[[ Records for processing open ]]
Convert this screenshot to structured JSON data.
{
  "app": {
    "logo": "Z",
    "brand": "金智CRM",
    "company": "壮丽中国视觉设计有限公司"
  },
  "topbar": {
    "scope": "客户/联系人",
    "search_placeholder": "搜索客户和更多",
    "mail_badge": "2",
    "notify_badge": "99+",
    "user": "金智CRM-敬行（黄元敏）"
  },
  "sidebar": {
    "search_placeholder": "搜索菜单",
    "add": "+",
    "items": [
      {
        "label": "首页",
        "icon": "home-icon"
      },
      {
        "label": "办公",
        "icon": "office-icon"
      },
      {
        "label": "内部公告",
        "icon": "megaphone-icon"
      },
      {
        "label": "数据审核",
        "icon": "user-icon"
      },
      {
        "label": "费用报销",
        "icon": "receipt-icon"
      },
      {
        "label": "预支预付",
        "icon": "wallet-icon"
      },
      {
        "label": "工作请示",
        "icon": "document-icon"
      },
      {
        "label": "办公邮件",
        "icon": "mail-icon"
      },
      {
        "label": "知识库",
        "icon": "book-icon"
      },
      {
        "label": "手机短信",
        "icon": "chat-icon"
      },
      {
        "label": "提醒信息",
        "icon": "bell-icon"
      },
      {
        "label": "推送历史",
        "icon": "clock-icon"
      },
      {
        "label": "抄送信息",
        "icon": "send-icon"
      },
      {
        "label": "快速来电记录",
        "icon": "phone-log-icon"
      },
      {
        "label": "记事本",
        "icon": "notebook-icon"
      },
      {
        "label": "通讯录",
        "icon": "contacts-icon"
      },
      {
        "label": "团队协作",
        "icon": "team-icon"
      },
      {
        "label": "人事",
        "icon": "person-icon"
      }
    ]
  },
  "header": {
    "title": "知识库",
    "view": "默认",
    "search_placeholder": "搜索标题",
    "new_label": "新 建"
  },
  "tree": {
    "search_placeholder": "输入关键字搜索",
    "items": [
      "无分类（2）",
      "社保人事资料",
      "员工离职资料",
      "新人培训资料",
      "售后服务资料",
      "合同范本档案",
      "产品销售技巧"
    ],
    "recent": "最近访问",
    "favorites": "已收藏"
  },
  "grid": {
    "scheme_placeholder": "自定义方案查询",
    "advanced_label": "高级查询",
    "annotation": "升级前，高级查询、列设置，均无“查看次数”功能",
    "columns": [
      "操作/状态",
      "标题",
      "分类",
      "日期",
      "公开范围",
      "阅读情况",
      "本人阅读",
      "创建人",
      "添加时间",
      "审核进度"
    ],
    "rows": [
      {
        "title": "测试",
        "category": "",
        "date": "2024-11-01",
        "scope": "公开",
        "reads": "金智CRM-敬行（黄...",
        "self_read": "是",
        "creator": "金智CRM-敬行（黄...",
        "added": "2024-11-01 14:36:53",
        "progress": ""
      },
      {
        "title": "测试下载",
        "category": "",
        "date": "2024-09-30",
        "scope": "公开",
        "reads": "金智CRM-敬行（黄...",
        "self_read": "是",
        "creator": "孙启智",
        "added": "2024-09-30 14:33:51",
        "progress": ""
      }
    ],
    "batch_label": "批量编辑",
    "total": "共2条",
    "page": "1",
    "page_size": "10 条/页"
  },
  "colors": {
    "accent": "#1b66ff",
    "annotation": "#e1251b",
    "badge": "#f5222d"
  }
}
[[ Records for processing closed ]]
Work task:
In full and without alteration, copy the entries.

Output below:
Convert this screenshot to structured JSON data.
{
  "app": {
    "logo": "Z",
    "brand": "金智CRM",
    "company": "壮丽中国视觉设计有限公司"
  },
  "topbar": {
    "scope": "客户/联系人",
    "search_placeholder": "搜索客户和更多",
    "mail_badge": "2",
    "notify_badge": "99+",
    "user": "金智CRM-敬行（黄元敏）"
  },
  "sidebar": {
    "search_placeholder": "搜索菜单",
    "add": "+",
    "items": [
      {
        "label": "首页",
        "icon": "home-icon"
      },
      {
        "label": "办公",
        "icon": "office-icon"
      },
      {
        "label": "内部公告",
        "icon": "megaphone-icon"
      },
      {
        "label": "数据审核",
        "icon": "user-icon"
      },
      {
        "label": "费用报销",
        "icon": "receipt-icon"
      },
      {
        "label": "预支预付",
        "icon": "wallet-icon"
      },
      {
        "label": "工作请示",
        "icon": "document-icon"
      },
      {
        "label": "办公邮件",
        "icon": "mail-icon"
      },
      {
        "label": "知识库",
        "icon": "book-icon"
      },
      {
        "label": "手机短信",
        "icon": "chat-icon"
      },
      {
        "label": "提醒信息",
        "icon": "bell-icon"
      },
      {
        "label": "推送历史",
        "icon": "clock-icon"
      },
      {
        "label": "抄送信息",
        "icon": "send-icon"
      },
      {
        "label": "快速来电记录",
        "icon": "phone-log-icon"
      },
      {
        "label": "记事本",
        "icon": "notebook-icon"
      },
      {
        "label": "通讯录",
        "icon": "contacts-icon"
      },
      {
        "label": "团队协作",
        "icon": "team-icon"
      },
      {
        "label": "人事",
        "icon": "person-icon"
      }
    ]
  },
  "header": {
    "title": "知识库",
    "view": "默认",
    "search_placeholder": "搜索标题",
    "new_label": "新 建"
  },
  "tree": {
    "search_placeholder": "输入关键字搜索",
    "items": [
      "无分类（2）",
      "社保人事资料",
      "员工离职资料",
      "新人培训资料",
      "售后服务资料",
      "合同范本档案",
      "产品销售技巧"
    ],
    "recent": "最近访问",
    "favorites": "已收藏"
  },
  "grid": {
    "scheme_placeholder": "自定义方案查询",
    "advanced_label": "高级查询",
    "annotation": "升级前，高级查询、列设置，均无“查看次数”功能",
    "columns": [
      "操作/状态",
      "标题",
      "分类",
      "日期",
      "公开范围",
      "阅读情况",
      "本人阅读",
      "创建人",
      "添加时间",
      "审核进度"
    ],
    "rows": [
      {
        "title": "测试",
        "category": "",
        "date": "2024-11-01",
        "scope": "公开",
        "reads": "金智CRM-敬行（黄...",
        "self_read": "是",
        "creator": "金智CRM-敬行（黄...",
        "added": "2024-11-01 14:36:53",
        "progress": ""
      },
      {
        "title": "测试下载",
        "category": "",
        "date": "2024-09-30",
        "scope": "公开",
        "reads": "金智CRM-敬行（黄...",
        "self_read": "是",
        "creator": "孙启智",
        "added": "2024-09-30 14:33:51",
        "progress": ""
      }
    ],
    "batch_label": "批量编辑",
    "total": "共2条",
    "page": "1",
    "page_size": "10 条/页"
  },
  "colors": {
    "accent": "#1b66ff",
    "annotation": "#e1251b",
    "badge": "#f5222d"
  }
}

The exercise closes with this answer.